> _Task goal_: Your job is to return every line in the data holding the string "screenshot".

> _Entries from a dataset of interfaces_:
━━━━━━━━━━
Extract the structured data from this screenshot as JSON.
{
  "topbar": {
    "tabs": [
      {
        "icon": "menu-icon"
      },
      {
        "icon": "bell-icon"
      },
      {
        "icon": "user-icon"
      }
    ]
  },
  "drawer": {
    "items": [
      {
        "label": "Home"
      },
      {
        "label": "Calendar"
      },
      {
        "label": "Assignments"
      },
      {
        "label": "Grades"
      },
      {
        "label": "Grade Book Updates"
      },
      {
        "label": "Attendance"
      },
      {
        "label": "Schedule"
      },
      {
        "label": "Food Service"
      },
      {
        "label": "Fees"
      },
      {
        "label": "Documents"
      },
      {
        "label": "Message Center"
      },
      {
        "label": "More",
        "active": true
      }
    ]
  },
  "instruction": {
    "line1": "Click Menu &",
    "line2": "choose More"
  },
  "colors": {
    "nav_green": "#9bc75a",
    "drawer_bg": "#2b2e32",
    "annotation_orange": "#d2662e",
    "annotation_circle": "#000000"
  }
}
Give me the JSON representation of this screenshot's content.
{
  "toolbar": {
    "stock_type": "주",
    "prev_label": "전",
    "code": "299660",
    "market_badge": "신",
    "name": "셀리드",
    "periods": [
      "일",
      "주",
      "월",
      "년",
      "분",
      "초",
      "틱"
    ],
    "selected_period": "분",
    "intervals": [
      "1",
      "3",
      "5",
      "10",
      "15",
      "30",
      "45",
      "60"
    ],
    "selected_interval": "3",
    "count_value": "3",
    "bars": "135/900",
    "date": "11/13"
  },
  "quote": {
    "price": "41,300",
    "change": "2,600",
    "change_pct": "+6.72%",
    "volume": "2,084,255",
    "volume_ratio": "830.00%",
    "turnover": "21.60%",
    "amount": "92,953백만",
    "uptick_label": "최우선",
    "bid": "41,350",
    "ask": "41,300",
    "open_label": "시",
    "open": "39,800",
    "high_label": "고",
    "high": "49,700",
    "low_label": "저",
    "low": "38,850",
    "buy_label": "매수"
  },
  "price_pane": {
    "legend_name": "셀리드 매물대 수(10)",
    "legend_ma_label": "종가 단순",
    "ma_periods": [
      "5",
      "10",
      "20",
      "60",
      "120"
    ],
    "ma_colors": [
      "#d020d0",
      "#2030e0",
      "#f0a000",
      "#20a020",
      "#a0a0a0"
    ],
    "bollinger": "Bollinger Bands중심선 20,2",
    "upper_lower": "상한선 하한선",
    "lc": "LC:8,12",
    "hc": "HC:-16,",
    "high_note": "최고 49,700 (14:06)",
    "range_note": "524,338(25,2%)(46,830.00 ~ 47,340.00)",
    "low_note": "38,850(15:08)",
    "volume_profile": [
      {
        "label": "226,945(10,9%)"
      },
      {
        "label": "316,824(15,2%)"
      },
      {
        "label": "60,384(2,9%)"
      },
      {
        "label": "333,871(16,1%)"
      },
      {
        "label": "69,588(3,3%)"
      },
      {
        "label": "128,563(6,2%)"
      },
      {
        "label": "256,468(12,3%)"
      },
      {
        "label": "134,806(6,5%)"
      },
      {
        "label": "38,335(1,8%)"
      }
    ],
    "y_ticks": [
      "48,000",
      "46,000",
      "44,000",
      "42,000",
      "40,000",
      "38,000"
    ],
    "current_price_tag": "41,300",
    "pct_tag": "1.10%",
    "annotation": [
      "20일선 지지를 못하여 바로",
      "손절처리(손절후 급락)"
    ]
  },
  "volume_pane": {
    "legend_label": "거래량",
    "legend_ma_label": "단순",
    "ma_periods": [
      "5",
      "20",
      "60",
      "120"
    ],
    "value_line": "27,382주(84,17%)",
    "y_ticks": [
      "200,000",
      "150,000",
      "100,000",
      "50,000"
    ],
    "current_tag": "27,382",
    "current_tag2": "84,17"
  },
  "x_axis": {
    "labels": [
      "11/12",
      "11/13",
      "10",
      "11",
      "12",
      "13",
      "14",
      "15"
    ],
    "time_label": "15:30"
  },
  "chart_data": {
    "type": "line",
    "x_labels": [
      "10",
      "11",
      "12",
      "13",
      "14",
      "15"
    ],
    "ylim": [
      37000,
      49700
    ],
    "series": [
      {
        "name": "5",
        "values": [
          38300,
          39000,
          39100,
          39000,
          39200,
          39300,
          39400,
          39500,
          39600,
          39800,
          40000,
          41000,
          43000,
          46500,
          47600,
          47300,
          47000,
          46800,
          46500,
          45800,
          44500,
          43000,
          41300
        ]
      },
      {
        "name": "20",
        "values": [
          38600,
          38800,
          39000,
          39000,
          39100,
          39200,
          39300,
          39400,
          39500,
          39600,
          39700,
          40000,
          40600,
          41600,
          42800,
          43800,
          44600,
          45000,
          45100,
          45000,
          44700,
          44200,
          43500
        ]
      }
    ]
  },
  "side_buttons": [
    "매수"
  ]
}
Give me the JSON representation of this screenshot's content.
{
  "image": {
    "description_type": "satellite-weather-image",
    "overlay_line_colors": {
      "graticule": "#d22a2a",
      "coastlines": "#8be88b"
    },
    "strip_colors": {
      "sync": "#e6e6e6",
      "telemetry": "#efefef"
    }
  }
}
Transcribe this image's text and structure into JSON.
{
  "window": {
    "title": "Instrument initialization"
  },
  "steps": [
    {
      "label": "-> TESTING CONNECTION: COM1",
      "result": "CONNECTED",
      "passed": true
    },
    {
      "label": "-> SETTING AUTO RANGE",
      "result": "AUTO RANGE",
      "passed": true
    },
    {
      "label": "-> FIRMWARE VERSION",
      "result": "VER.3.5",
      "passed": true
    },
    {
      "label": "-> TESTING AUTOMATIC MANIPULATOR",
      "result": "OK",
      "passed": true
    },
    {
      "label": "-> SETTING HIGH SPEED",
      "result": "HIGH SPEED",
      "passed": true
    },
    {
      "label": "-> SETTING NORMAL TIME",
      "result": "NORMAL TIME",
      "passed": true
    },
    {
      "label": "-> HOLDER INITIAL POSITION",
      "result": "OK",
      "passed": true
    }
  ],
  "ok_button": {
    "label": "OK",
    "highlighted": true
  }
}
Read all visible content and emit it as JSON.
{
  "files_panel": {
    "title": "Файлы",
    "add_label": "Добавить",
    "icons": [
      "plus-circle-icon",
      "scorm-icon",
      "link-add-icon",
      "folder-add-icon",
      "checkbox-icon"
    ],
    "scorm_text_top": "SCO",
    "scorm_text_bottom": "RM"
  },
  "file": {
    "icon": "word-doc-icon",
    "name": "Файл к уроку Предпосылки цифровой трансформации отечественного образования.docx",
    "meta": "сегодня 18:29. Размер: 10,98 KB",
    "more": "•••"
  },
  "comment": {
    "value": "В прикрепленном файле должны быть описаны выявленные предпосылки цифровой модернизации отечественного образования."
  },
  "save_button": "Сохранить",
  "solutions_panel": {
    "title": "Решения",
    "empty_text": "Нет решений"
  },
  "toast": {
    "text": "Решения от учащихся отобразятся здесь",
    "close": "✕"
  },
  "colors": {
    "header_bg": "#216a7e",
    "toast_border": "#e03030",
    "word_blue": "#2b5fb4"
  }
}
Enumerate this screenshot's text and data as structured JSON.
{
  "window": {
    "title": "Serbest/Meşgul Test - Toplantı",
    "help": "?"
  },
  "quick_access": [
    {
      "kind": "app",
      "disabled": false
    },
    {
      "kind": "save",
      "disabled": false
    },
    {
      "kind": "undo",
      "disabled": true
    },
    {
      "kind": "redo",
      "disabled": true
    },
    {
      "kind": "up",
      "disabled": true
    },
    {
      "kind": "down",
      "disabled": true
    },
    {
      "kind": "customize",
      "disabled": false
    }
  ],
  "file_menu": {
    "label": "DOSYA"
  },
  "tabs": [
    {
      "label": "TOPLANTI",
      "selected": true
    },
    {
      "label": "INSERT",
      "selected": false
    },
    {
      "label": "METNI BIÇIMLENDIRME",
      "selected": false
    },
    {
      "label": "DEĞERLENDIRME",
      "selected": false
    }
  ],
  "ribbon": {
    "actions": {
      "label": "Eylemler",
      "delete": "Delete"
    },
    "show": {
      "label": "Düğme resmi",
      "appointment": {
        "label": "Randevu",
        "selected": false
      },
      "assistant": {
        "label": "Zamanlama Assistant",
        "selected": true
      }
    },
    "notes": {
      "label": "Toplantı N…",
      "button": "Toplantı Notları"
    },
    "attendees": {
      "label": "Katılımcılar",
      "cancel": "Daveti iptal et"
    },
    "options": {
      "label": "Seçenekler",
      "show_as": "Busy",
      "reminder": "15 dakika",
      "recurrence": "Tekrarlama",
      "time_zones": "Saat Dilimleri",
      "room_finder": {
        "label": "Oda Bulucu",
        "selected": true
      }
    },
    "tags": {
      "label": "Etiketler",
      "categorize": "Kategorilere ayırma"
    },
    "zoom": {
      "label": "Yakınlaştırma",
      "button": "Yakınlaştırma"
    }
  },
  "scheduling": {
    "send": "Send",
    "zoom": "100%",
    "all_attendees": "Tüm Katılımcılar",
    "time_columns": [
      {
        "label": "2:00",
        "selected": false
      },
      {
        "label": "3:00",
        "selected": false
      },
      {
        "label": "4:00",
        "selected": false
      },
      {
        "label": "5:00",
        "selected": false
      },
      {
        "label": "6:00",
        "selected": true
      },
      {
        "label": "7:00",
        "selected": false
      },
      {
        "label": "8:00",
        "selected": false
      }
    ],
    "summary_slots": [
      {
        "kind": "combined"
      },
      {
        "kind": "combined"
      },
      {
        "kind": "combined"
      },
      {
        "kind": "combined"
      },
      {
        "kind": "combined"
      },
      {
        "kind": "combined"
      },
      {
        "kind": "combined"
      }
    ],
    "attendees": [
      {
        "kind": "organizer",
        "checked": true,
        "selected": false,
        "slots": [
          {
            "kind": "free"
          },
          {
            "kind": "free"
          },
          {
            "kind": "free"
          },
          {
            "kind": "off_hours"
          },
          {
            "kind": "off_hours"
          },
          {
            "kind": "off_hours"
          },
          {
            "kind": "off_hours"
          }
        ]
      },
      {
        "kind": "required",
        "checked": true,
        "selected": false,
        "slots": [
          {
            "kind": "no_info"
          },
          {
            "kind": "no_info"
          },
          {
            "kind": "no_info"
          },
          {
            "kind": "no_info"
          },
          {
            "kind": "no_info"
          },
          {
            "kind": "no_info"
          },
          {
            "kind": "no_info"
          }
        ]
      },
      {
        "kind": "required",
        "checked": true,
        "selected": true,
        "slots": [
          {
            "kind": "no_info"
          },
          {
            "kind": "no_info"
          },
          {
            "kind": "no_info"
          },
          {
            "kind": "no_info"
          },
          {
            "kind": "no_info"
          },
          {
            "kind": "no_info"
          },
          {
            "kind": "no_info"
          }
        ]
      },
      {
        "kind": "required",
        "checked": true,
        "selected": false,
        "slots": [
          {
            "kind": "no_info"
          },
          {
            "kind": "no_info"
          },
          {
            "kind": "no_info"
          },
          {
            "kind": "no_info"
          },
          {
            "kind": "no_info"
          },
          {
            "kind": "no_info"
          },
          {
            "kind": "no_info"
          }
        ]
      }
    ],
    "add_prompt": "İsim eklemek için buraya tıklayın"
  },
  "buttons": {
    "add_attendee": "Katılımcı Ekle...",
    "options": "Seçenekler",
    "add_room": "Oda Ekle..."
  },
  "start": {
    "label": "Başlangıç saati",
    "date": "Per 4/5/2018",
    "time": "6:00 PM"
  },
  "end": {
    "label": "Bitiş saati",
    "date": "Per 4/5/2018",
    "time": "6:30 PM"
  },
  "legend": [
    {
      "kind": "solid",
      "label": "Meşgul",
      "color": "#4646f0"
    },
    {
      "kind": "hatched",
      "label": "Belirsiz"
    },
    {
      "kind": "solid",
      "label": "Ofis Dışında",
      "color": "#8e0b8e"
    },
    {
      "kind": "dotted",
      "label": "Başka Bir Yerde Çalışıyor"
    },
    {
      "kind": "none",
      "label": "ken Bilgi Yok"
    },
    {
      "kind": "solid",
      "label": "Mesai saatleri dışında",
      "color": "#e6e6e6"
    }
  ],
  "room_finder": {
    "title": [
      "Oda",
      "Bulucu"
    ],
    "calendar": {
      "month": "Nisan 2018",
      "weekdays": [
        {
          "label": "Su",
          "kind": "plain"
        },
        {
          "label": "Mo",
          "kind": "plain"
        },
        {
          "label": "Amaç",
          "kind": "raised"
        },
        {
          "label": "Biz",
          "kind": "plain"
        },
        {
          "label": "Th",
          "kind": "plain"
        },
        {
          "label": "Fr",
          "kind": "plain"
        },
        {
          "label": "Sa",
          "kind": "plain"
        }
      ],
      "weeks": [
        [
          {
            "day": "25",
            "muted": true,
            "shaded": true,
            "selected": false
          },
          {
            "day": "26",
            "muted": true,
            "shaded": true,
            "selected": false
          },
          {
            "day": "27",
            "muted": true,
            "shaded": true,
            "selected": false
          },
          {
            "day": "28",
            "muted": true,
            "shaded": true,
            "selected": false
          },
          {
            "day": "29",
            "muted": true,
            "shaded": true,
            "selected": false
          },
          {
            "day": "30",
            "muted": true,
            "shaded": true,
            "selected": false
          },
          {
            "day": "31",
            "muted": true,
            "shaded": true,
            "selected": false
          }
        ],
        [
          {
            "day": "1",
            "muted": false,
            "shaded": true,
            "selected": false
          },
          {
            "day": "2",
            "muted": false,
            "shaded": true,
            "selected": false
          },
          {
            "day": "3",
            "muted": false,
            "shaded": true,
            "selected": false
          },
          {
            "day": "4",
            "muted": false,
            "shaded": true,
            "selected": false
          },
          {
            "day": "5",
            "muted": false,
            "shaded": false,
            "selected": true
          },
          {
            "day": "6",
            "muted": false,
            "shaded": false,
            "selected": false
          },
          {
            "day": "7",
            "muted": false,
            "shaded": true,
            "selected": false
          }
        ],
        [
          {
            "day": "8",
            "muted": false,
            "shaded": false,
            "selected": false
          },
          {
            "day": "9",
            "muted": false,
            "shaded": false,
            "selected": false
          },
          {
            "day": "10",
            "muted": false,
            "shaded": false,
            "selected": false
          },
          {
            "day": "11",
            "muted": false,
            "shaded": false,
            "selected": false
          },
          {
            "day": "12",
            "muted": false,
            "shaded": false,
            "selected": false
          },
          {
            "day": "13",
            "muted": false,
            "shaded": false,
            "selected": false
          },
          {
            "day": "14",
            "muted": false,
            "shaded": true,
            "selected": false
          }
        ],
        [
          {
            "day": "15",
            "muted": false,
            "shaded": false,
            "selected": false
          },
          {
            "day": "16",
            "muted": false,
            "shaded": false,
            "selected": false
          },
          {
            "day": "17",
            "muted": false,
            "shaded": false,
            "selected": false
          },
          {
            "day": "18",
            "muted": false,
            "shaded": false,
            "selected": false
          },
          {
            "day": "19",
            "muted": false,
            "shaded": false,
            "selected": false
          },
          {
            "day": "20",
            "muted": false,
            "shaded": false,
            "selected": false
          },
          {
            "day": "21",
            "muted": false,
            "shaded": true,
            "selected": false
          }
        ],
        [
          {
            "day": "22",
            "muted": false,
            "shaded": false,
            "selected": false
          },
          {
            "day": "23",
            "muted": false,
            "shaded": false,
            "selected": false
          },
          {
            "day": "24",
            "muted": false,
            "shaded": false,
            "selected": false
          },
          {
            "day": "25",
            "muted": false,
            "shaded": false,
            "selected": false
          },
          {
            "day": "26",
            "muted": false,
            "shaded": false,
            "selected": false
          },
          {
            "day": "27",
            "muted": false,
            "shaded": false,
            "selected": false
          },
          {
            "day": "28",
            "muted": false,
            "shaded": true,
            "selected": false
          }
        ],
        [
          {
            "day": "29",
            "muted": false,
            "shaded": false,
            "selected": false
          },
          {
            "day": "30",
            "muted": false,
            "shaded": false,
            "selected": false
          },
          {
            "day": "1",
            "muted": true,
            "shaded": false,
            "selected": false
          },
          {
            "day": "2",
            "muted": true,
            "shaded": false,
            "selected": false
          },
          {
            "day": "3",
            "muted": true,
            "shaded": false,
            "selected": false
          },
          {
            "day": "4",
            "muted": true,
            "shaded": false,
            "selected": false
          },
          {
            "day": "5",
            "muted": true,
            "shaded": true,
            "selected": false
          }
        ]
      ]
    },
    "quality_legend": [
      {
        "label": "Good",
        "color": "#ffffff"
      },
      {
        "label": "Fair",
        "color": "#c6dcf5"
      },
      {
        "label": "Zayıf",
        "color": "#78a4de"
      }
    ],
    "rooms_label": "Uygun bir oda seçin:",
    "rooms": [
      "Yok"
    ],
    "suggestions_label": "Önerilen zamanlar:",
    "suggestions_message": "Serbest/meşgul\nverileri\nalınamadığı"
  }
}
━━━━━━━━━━
> _Response to this task_:
Extract the structured data from this screenshot as JSON.
Give me the JSON representation of this screenshot's content.
Give me the JSON representation of this screenshot's content.
Enumerate this screenshot's text and data as structured JSON.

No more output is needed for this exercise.